::: Material provided :::

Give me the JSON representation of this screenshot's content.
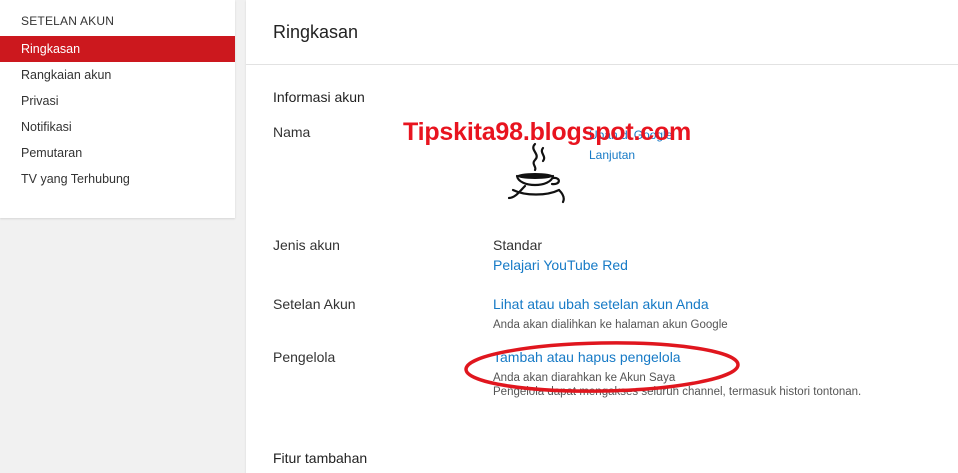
{
  "sidebar": {
    "title": "SETELAN AKUN",
    "items": [
      {
        "label": "Ringkasan",
        "active": true
      },
      {
        "label": "Rangkaian akun"
      },
      {
        "label": "Privasi"
      },
      {
        "label": "Notifikasi"
      },
      {
        "label": "Pemutaran"
      },
      {
        "label": "TV yang Terhubung"
      }
    ]
  },
  "main": {
    "title": "Ringkasan",
    "section_info": "Informasi akun",
    "section_extra": "Fitur tambahan",
    "nama": {
      "label": "Nama",
      "link1": "Ubah di Google",
      "link2": "Lanjutan"
    },
    "jenis": {
      "label": "Jenis akun",
      "value": "Standar",
      "link": "Pelajari YouTube Red"
    },
    "setelan": {
      "label": "Setelan Akun",
      "link": "Lihat atau ubah setelan akun Anda",
      "hint": "Anda akan dialihkan ke halaman akun Google"
    },
    "pengelola": {
      "label": "Pengelola",
      "link": "Tambah atau hapus pengelola",
      "hint1": "Anda akan diarahkan ke Akun Saya",
      "hint2": "Pengelola dapat mengakses seluruh channel, termasuk histori tontonan."
    }
  },
  "watermark": {
    "text": "Tipskita98.blogspot.com",
    "logo_icon": "coffee-cup-icon"
  },
  "colors": {
    "accent": "#cc181e",
    "link": "#167ac6",
    "watermark": "#e8141f",
    "annotation": "#e0161e"
  }
}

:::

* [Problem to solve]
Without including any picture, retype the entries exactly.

* [Reply to the task]
Give me the JSON representation of this screenshot's content.
{
  "sidebar": {
    "title": "SETELAN AKUN",
    "items": [
      {
        "label": "Ringkasan",
        "active": true
      },
      {
        "label": "Rangkaian akun"
      },
      {
        "label": "Privasi"
      },
      {
        "label": "Notifikasi"
      },
      {
        "label": "Pemutaran"
      },
      {
        "label": "TV yang Terhubung"
      }
    ]
  },
  "main": {
    "title": "Ringkasan",
    "section_info": "Informasi akun",
    "section_extra": "Fitur tambahan",
    "nama": {
      "label": "Nama",
      "link1": "Ubah di Google",
      "link2": "Lanjutan"
    },
    "jenis": {
      "label": "Jenis akun",
      "value": "Standar",
      "link": "Pelajari YouTube Red"
    },
    "setelan": {
      "label": "Setelan Akun",
      "link": "Lihat atau ubah setelan akun Anda",
      "hint": "Anda akan dialihkan ke halaman akun Google"
    },
    "pengelola": {
      "label": "Pengelola",
      "link": "Tambah atau hapus pengelola",
      "hint1": "Anda akan diarahkan ke Akun Saya",
      "hint2": "Pengelola dapat mengakses seluruh channel, termasuk histori tontonan."
    }
  },
  "watermark": {
    "text": "Tipskita98.blogspot.com",
    "logo_icon": "coffee-cup-icon"
  },
  "colors": {
    "accent": "#cc181e",
    "link": "#167ac6",
    "watermark": "#e8141f",
    "annotation": "#e0161e"
  }
}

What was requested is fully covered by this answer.